By Joseph Ax NEW YORK (Reuters) - A federal judge on Thursday set a trial date for three militants, including an alleged senior al Qaeda figure, charged in the deadly 1998 bombings of U.S. embassies in Kenya and Tanzania. U.S. District Judge Lewis Kaplan set a date of November 3, 2014 and ordered the three defendants to stand trial together rather than separating the cases. The defendants are Nazih al-Ragye, better known as Abu Anas al-Liby, a Libyan seized by U.S. forces on October 5; Bernard Kleinman, who represents Liby, said his preparation would be slowed by the fact that his client speaks little English, requiring an interpreter for meetings and a translator for documents that need to be reviewed by Liby.
By Amy Sawitta Lefevre BANGKOK (Reuters) - The leader of a protest group trying to overthrow Thailand's government and scrap planned elections said on Friday the prime minister should either step down or be forced out, and his movement would then need around a year to push through reforms. Suthep Thaugsuban, a lawmaker who resigned from parliament to lead the protest, and his allies have spoken of a volunteer police force, decentralization of power and electoral reform - but apart from that have been noticeably short on specifics. Prime Minister Yingluck Shinawatra has called an election for February 2 in an effort to end the street protests but Suthep, knowing that allies of Yingluck's brother, ousted former premier Thaksin Shinawatra, would probably win any election, wants an unelected "people's council" to take over. Thailand's eight-year political conflict centres on Thaksin, a former telecommunications tycoon popular among the rural poor because of policies pursued when he was in power and carried on by governments allied to him when he was ousted.
By Emmanuel Braun BANGUI (Reuters) - As the base for French forces in Central African Republic, Bangui airport is one of the safest places in town. It is now also home to around 30,000 civilians who have fled fighting between Christian and Muslim militia.

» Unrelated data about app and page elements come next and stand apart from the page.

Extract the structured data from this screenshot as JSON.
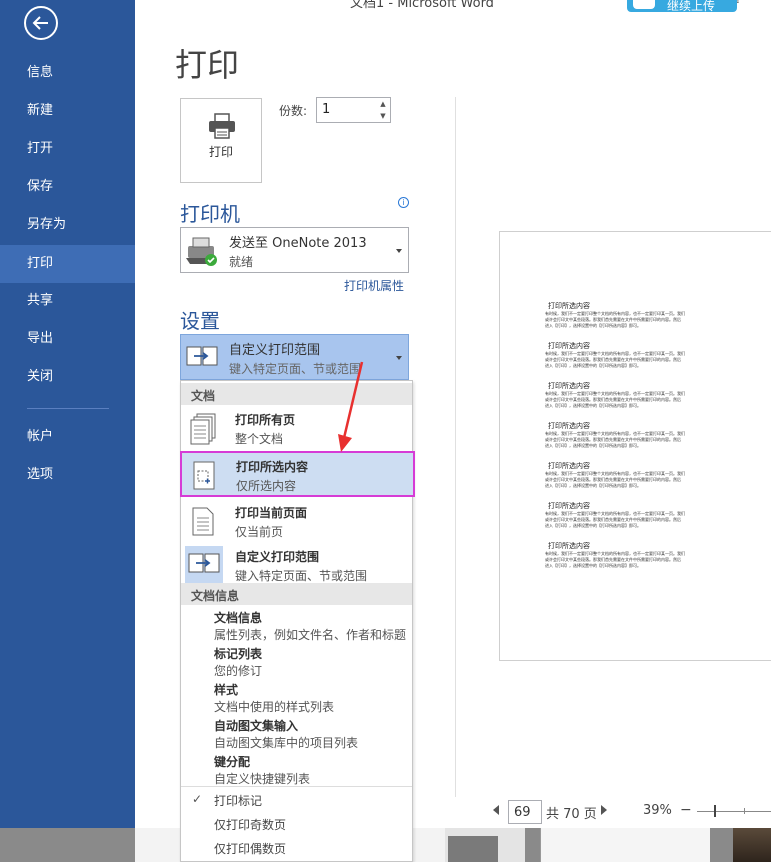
{
  "window": {
    "title": "文档1 - Microsoft Word",
    "signin": "继续上传",
    "more": "?"
  },
  "nav": {
    "back_label": "返回",
    "items": [
      {
        "label": "信息"
      },
      {
        "label": "新建"
      },
      {
        "label": "打开"
      },
      {
        "label": "保存"
      },
      {
        "label": "另存为"
      },
      {
        "label": "打印"
      },
      {
        "label": "共享"
      },
      {
        "label": "导出"
      },
      {
        "label": "关闭"
      },
      {
        "label": "帐户"
      },
      {
        "label": "选项"
      }
    ],
    "active": "打印"
  },
  "print": {
    "page_title": "打印",
    "print_button": "打印",
    "copies_label": "份数:",
    "copies_value": "1"
  },
  "printer": {
    "section_title": "打印机",
    "info_icon": "i",
    "name": "发送至 OneNote 2013",
    "status": "就绪",
    "properties_link": "打印机属性"
  },
  "settings": {
    "section_title": "设置",
    "range_name": "自定义打印范围",
    "range_desc": "键入特定页面、节或范围"
  },
  "dropdown": {
    "group_document": "文档",
    "options": [
      {
        "title": "打印所有页",
        "desc": "整个文档"
      },
      {
        "title": "打印所选内容",
        "desc": "仅所选内容"
      },
      {
        "title": "打印当前页面",
        "desc": "仅当前页"
      },
      {
        "title": "自定义打印范围",
        "desc": "键入特定页面、节或范围"
      }
    ],
    "group_info": "文档信息",
    "info_items": [
      {
        "title": "文档信息",
        "desc": "属性列表，例如文件名、作者和标题"
      },
      {
        "title": "标记列表",
        "desc": "您的修订"
      },
      {
        "title": "样式",
        "desc": "文档中使用的样式列表"
      },
      {
        "title": "自动图文集输入",
        "desc": "自动图文集库中的项目列表"
      },
      {
        "title": "键分配",
        "desc": "自定义快捷键列表"
      }
    ],
    "check_items": [
      {
        "label": "打印标记",
        "checked": true,
        "mark": "✓"
      },
      {
        "label": "仅打印奇数页",
        "checked": false,
        "mark": ""
      },
      {
        "label": "仅打印偶数页",
        "checked": false,
        "mark": ""
      }
    ]
  },
  "preview": {
    "heading": "打印所选内容",
    "body_lines": [
      "有时候，我们不一定要打印整个文档的所有内容，也不一定要打印某一页。我们",
      "或许会打印文中某些段落。那我们首先需要在文件中所需要打印的内容。然后",
      "进入【打印】，选择设置中的【打印所选内容】即可。"
    ],
    "block_count": 7
  },
  "pager": {
    "current": "69",
    "total": "共 70 页"
  },
  "zoom": {
    "level": "39%",
    "minus": "−"
  },
  "colors": {
    "nav_bg": "#2b579a",
    "nav_active": "#3e6db5",
    "highlight_border": "#d63bd6",
    "arrow": "#e8302f"
  }
}
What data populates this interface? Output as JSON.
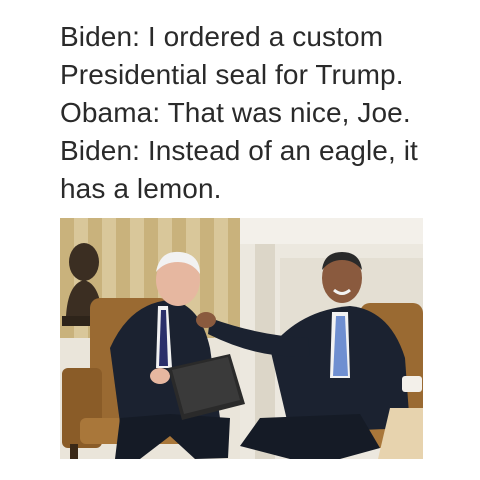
{
  "caption": {
    "lines": [
      "Biden: I ordered a custom",
      "Presidential seal for Trump.",
      "Obama: That was nice, Joe.",
      "Biden: Instead of an eagle, it",
      "has a lemon."
    ]
  },
  "photo": {
    "subject_left": "man in dark suit holding a black folder, seated in a leather armchair",
    "subject_right": "smiling man in dark suit with blue tie, reaching out to touch the other man's face",
    "background_bust": "bronze bust",
    "colors": {
      "wall": "#d9c79a",
      "curtain": "#c9a86a",
      "chair": "#9a6a32",
      "suit": "#1b2230",
      "tie_left": "#2a2f6a",
      "tie_right": "#6f8fd1",
      "skin": "#e2b29a",
      "skin_right": "#8a5a3e",
      "mantel": "#e8e3d8"
    }
  }
}
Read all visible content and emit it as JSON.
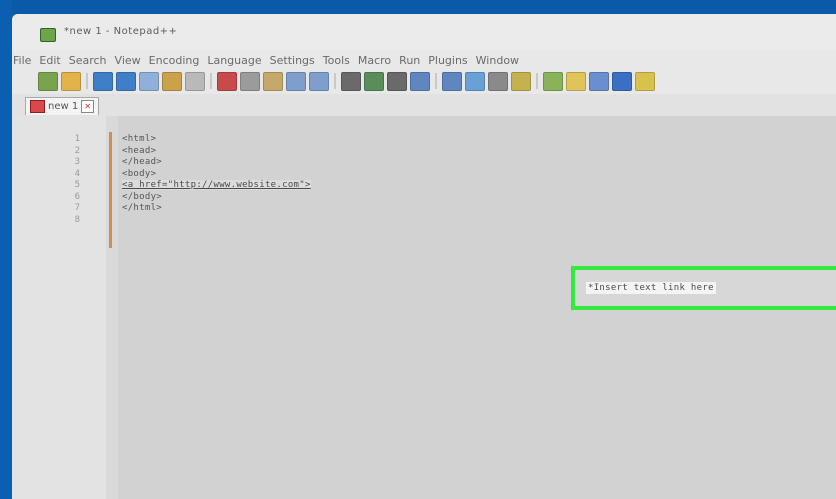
{
  "window": {
    "title": "*new 1 - Notepad++"
  },
  "menu": [
    "File",
    "Edit",
    "Search",
    "View",
    "Encoding",
    "Language",
    "Settings",
    "Tools",
    "Macro",
    "Run",
    "Plugins",
    "Window"
  ],
  "toolbar": {
    "buttons": [
      "new",
      "open",
      "save",
      "save-all",
      "close",
      "close-all",
      "print",
      "cut",
      "copy",
      "paste",
      "undo",
      "redo",
      "find",
      "replace",
      "zoom-in",
      "zoom-out",
      "sync-v",
      "sync-h",
      "wrap",
      "show-all",
      "indent-guide",
      "doc-map",
      "function-list",
      "folder-workspace",
      "monitor"
    ],
    "colors": [
      "#7aa34f",
      "#e0b44a",
      "#3f7fc7",
      "#3f7fc7",
      "#8fb0d8",
      "#c9a24a",
      "#b9b9b9",
      "#c74b4b",
      "#9b9b9b",
      "#c5a86c",
      "#7e9fcc",
      "#7e9fcc",
      "#6a6a6a",
      "#5a8d5a",
      "#6a6a6a",
      "#5f86bf",
      "#5f86bf",
      "#6aa0d6",
      "#8a8a8a",
      "#c3b24f",
      "#89b35a",
      "#e1c35c",
      "#6a8fcf",
      "#3a6fc4",
      "#d7c24e"
    ]
  },
  "tab": {
    "label": "new 1"
  },
  "editor": {
    "line_numbers": [
      "1",
      "2",
      "3",
      "4",
      "5",
      "6",
      "7",
      "8"
    ],
    "lines": [
      "<html>",
      "<head>",
      "</head>",
      "<body>",
      "<a href=\"http://www.website.com\">",
      "</body>",
      "</html>",
      ""
    ],
    "highlight_text": "*Insert text link here"
  }
}
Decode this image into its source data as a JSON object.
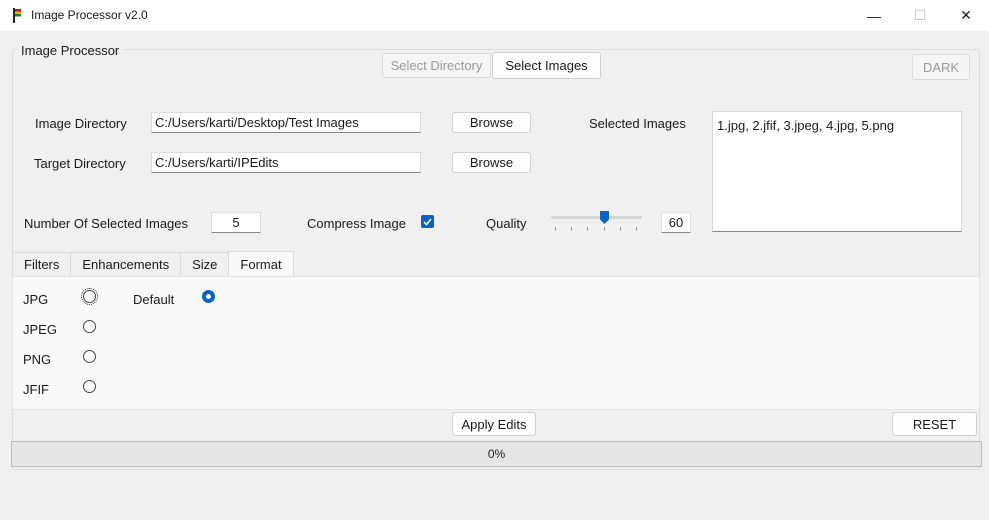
{
  "window": {
    "title": "Image Processor v2.0",
    "minimize_glyph": "—",
    "maximize_glyph": "☐",
    "close_glyph": "✕"
  },
  "group": {
    "title": "Image Processor"
  },
  "header": {
    "select_directory": "Select Directory",
    "select_images": "Select Images",
    "dark": "DARK"
  },
  "form": {
    "image_directory_label": "Image Directory",
    "image_directory_value": "C:/Users/karti/Desktop/Test Images",
    "target_directory_label": "Target Directory",
    "target_directory_value": "C:/Users/karti/IPEdits",
    "browse": "Browse",
    "selected_images_label": "Selected Images",
    "selected_images_value": "1.jpg, 2.jfif, 3.jpeg, 4.jpg, 5.png",
    "num_selected_label": "Number Of Selected Images",
    "num_selected_value": "5",
    "compress_label": "Compress Image",
    "compress_checked": true,
    "quality_label": "Quality",
    "quality_value": "60",
    "quality_level": 60
  },
  "tabs": [
    {
      "label": "Filters"
    },
    {
      "label": "Enhancements"
    },
    {
      "label": "Size"
    },
    {
      "label": "Format",
      "active": true
    }
  ],
  "format": {
    "options": [
      "JPG",
      "JPEG",
      "PNG",
      "JFIF"
    ],
    "default_label": "Default"
  },
  "footer": {
    "apply": "Apply Edits",
    "reset": "RESET",
    "progress_text": "0%",
    "progress_value": 0
  },
  "colors": {
    "accent": "#0a64c8"
  }
}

Even here, though, fear is palpable and access to the displaced, who are sprawled out across a large field or sheltering among rusting carcasses of abandoned airplanes, is controlled by Christian militia men and boys, some of whom are armed with machetes. An assault on Bangui last week by these Christian militia, aided by gunmen loyal to ousted President Francois Bozize, sparked waves of killings and reprisals that killed over 500 people and displaced over 100,000 in the capital alone.